Reproduce each line of the entries that carries "Regular".

[Website and app data records]
=== Section Start ===
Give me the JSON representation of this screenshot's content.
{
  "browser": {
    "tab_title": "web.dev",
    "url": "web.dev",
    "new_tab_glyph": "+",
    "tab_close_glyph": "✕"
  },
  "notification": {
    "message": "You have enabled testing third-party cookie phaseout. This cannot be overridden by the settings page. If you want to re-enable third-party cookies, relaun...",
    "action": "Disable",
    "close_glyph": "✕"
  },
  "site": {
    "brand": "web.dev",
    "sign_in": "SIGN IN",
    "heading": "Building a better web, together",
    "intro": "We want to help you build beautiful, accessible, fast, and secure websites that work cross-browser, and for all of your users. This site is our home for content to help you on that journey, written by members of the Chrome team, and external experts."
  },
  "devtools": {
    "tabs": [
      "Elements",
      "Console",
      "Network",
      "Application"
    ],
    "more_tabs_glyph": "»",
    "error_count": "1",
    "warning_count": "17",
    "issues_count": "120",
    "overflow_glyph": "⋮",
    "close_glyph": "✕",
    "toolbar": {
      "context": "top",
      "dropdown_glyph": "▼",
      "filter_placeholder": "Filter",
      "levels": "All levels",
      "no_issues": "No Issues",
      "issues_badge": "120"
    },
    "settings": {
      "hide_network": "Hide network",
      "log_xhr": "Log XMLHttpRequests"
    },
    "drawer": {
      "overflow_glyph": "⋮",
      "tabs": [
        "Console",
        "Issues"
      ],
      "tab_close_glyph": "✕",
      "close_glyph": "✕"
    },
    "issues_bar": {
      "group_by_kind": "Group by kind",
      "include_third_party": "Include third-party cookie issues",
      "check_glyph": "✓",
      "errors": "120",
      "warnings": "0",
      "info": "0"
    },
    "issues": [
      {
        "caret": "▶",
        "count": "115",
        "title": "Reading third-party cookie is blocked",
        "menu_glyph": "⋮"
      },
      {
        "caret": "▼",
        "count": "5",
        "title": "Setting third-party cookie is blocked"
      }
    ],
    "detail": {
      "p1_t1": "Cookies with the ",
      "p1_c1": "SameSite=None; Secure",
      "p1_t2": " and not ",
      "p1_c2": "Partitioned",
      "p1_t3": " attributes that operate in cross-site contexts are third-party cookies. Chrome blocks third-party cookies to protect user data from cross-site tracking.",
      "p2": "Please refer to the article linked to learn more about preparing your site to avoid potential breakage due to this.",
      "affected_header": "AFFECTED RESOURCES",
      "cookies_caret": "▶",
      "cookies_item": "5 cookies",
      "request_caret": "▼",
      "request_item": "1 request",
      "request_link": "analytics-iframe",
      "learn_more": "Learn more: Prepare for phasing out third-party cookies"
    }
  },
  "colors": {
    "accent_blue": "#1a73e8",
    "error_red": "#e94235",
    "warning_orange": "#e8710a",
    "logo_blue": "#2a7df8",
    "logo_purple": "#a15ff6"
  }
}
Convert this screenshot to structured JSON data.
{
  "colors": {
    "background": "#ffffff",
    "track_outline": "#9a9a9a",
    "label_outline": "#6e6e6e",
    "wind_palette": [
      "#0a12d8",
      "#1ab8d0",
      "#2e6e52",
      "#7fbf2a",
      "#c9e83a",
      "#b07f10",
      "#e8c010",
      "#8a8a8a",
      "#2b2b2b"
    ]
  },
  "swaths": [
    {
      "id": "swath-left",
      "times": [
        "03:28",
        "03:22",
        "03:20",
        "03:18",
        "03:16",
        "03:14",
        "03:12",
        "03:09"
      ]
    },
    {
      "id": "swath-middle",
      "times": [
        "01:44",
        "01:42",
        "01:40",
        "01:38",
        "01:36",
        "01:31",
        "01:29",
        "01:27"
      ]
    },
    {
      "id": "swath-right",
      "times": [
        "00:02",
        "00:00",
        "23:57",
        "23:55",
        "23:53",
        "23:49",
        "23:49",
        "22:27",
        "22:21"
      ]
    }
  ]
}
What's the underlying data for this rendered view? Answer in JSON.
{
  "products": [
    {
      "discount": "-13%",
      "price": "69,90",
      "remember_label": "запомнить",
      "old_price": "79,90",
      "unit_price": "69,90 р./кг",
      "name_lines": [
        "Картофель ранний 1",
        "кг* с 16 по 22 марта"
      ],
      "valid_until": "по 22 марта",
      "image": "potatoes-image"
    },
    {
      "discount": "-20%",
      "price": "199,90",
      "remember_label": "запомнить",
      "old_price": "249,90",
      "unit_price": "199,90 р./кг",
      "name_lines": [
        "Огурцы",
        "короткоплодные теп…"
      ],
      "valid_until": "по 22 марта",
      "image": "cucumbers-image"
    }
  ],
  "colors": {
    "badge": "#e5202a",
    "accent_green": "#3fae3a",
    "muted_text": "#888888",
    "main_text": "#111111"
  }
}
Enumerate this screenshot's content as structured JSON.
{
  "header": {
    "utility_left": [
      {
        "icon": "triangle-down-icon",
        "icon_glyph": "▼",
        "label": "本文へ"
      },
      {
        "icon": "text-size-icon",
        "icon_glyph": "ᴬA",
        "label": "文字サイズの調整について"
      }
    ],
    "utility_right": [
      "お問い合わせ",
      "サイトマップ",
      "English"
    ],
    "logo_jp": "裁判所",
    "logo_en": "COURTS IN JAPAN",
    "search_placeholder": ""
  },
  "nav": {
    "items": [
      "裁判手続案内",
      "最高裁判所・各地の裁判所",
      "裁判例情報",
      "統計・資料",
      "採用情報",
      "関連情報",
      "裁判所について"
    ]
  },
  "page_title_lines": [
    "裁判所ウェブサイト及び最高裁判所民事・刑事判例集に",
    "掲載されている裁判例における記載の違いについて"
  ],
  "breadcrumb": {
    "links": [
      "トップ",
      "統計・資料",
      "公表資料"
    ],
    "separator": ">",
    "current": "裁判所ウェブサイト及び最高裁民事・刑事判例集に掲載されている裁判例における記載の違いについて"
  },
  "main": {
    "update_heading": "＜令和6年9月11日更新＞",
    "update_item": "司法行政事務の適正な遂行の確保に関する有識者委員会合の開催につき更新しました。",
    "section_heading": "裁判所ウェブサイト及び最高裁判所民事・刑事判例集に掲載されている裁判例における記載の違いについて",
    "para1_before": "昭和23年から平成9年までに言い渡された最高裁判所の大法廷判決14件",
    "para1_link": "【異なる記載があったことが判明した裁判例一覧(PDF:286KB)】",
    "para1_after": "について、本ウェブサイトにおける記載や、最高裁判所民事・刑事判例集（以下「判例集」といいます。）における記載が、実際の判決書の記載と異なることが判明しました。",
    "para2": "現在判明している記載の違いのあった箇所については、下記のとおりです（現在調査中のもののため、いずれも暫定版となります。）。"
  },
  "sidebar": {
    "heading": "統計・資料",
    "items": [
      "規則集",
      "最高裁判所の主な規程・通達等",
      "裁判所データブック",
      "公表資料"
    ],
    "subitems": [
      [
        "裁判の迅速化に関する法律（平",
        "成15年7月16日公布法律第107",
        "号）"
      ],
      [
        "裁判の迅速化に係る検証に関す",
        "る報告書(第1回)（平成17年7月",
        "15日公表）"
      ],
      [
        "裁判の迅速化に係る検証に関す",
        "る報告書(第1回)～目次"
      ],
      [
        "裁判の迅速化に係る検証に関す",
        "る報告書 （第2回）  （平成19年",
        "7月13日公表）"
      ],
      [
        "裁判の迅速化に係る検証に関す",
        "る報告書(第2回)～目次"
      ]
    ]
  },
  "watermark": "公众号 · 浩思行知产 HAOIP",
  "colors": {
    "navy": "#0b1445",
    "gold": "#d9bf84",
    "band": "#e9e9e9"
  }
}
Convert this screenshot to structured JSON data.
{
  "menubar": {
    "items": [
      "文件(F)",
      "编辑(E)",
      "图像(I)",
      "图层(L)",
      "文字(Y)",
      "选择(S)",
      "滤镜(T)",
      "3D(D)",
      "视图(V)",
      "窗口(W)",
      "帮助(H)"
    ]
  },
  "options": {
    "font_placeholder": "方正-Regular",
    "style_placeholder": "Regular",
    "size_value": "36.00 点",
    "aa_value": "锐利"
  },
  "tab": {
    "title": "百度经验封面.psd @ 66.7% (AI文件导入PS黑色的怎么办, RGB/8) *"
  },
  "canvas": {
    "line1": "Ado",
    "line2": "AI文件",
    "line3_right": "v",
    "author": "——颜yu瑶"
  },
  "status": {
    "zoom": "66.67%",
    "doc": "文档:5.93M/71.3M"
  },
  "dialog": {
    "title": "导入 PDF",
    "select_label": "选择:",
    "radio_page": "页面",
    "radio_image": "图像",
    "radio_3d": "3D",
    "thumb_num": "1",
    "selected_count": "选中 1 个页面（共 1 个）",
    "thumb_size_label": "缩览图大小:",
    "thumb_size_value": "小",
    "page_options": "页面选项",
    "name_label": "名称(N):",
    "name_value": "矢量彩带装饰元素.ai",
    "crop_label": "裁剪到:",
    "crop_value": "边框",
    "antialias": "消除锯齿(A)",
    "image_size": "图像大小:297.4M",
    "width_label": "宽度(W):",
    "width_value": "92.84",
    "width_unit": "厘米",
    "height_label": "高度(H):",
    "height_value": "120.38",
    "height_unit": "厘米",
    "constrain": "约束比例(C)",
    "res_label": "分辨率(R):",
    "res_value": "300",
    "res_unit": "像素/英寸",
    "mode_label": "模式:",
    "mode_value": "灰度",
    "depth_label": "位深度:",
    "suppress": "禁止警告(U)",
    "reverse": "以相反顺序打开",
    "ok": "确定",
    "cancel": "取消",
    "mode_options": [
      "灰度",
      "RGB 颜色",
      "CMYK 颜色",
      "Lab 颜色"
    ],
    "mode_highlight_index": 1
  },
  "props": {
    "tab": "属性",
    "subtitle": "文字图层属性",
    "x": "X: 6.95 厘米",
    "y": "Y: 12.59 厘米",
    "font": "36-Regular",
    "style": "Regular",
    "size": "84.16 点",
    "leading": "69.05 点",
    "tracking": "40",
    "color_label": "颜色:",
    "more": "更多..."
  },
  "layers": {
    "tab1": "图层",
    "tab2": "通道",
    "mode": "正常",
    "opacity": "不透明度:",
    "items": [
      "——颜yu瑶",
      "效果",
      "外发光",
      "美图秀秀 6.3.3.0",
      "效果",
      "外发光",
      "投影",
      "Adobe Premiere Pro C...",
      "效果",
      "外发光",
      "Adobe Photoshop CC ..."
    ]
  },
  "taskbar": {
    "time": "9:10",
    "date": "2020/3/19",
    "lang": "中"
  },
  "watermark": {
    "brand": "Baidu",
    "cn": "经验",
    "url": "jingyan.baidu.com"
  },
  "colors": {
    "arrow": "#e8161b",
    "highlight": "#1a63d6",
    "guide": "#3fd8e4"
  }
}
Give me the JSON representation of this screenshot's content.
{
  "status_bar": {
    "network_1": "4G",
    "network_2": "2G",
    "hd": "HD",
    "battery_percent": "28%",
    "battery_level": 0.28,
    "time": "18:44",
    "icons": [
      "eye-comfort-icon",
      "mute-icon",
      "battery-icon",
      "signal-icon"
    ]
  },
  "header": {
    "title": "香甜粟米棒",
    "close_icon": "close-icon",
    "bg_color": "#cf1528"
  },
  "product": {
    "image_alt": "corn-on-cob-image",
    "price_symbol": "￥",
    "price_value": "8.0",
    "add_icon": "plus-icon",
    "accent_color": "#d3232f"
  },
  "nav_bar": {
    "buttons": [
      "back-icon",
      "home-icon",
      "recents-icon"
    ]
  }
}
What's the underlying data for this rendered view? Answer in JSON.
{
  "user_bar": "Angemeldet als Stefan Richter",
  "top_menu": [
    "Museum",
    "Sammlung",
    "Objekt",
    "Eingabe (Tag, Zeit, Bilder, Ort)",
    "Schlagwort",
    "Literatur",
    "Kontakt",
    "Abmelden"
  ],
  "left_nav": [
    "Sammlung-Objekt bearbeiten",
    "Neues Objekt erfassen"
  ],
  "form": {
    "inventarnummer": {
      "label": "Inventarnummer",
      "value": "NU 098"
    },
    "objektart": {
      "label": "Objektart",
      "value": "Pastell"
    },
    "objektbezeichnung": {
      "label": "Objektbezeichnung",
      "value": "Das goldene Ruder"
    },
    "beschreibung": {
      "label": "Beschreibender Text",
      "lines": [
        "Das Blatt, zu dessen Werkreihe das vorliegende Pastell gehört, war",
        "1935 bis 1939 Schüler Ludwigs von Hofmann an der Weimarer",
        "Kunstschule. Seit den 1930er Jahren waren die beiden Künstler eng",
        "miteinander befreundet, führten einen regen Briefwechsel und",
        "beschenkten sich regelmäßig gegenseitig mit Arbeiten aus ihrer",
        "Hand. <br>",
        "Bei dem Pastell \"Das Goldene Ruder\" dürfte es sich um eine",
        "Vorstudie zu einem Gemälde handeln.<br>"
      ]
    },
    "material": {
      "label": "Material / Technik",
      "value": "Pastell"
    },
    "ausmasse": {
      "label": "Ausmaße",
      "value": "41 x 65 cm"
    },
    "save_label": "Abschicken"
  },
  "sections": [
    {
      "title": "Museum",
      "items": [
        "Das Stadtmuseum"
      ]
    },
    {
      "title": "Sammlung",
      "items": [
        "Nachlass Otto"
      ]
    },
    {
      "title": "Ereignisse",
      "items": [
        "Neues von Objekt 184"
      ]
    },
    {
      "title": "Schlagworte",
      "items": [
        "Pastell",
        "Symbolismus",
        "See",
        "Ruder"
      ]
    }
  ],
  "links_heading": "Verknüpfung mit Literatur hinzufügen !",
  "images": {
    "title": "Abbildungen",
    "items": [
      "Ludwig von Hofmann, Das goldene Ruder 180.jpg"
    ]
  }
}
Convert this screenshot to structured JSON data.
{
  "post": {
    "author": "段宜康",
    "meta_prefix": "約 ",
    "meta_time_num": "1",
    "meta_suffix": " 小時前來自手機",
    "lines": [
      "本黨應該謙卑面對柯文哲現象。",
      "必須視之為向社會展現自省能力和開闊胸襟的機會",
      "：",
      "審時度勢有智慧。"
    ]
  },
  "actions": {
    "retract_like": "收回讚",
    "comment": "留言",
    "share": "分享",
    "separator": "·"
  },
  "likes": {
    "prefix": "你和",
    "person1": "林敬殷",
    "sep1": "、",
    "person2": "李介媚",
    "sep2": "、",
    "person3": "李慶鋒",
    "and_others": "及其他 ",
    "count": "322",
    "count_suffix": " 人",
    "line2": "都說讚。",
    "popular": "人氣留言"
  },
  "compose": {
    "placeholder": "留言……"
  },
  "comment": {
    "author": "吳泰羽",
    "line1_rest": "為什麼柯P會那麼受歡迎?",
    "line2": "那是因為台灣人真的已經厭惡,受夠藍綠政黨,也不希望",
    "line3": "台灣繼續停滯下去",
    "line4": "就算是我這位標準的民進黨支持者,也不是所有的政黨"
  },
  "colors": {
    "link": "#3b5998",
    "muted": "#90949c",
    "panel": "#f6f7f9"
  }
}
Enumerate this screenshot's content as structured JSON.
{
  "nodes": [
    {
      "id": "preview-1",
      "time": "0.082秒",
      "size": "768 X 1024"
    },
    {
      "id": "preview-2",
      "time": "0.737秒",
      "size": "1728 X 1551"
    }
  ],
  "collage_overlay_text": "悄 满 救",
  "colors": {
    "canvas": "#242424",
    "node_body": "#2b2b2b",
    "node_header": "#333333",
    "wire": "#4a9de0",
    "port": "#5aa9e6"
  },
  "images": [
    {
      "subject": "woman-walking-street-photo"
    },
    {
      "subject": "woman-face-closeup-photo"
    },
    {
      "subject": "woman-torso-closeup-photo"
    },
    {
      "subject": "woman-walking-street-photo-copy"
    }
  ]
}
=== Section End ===
### Solution for this problem
    "font_placeholder": "方正-Regular",
    "style_placeholder": "Regular",
    "font": "36-Regular",
    "style": "Regular",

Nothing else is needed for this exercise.